▸ Instructions to follow
Below you will find a set of lines. Repeat them all exactly.
BEGIN Material to process
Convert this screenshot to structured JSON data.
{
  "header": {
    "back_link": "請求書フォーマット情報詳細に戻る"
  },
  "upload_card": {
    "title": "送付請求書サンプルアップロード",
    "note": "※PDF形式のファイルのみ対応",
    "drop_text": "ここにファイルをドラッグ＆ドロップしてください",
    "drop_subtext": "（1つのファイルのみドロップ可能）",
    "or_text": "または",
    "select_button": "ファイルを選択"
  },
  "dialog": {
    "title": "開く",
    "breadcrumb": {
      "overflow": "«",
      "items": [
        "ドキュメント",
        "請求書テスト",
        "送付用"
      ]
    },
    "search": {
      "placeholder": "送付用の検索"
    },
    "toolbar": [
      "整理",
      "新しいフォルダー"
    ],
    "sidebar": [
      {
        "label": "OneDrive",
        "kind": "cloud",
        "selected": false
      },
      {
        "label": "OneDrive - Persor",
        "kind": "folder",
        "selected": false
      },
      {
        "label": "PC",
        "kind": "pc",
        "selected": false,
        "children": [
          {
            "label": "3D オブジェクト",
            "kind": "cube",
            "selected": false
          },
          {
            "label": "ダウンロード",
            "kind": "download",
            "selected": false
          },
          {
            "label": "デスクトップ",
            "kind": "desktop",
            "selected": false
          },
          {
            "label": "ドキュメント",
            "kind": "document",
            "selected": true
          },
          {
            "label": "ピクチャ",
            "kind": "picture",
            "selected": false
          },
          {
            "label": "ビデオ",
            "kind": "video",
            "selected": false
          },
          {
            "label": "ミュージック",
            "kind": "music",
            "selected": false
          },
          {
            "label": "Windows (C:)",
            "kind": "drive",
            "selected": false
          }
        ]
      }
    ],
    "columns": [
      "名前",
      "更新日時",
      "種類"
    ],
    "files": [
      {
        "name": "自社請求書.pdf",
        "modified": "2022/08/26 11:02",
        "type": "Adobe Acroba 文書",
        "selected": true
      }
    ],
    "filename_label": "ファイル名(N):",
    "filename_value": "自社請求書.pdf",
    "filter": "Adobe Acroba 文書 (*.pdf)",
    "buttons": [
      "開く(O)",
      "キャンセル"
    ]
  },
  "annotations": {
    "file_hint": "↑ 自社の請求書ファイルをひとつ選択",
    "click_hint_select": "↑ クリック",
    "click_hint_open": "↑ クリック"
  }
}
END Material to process
▸ Exercise result
Convert this screenshot to structured JSON data.
{
  "header": {
    "back_link": "請求書フォーマット情報詳細に戻る"
  },
  "upload_card": {
    "title": "送付請求書サンプルアップロード",
    "note": "※PDF形式のファイルのみ対応",
    "drop_text": "ここにファイルをドラッグ＆ドロップしてください",
    "drop_subtext": "（1つのファイルのみドロップ可能）",
    "or_text": "または",
    "select_button": "ファイルを選択"
  },
  "dialog": {
    "title": "開く",
    "breadcrumb": {
      "overflow": "«",
      "items": [
        "ドキュメント",
        "請求書テスト",
        "送付用"
      ]
    },
    "search": {
      "placeholder": "送付用の検索"
    },
    "toolbar": [
      "整理",
      "新しいフォルダー"
    ],
    "sidebar": [
      {
        "label": "OneDrive",
        "kind": "cloud",
        "selected": false
      },
      {
        "label": "OneDrive - Persor",
        "kind": "folder",
        "selected": false
      },
      {
        "label": "PC",
        "kind": "pc",
        "selected": false,
        "children": [
          {
            "label": "3D オブジェクト",
            "kind": "cube",
            "selected": false
          },
          {
            "label": "ダウンロード",
            "kind": "download",
            "selected": false
          },
          {
            "label": "デスクトップ",
            "kind": "desktop",
            "selected": false
          },
          {
            "label": "ドキュメント",
            "kind": "document",
            "selected": true
          },
          {
            "label": "ピクチャ",
            "kind": "picture",
            "selected": false
          },
          {
            "label": "ビデオ",
            "kind": "video",
            "selected": false
          },
          {
            "label": "ミュージック",
            "kind": "music",
            "selected": false
          },
          {
            "label": "Windows (C:)",
            "kind": "drive",
            "selected": false
          }
        ]
      }
    ],
    "columns": [
      "名前",
      "更新日時",
      "種類"
    ],
    "files": [
      {
        "name": "自社請求書.pdf",
        "modified": "2022/08/26 11:02",
        "type": "Adobe Acroba 文書",
        "selected": true
      }
    ],
    "filename_label": "ファイル名(N):",
    "filename_value": "自社請求書.pdf",
    "filter": "Adobe Acroba 文書 (*.pdf)",
    "buttons": [
      "開く(O)",
      "キャンセル"
    ]
  },
  "annotations": {
    "file_hint": "↑ 自社の請求書ファイルをひとつ選択",
    "click_hint_select": "↑ クリック",
    "click_hint_open": "↑ クリック"
  }
}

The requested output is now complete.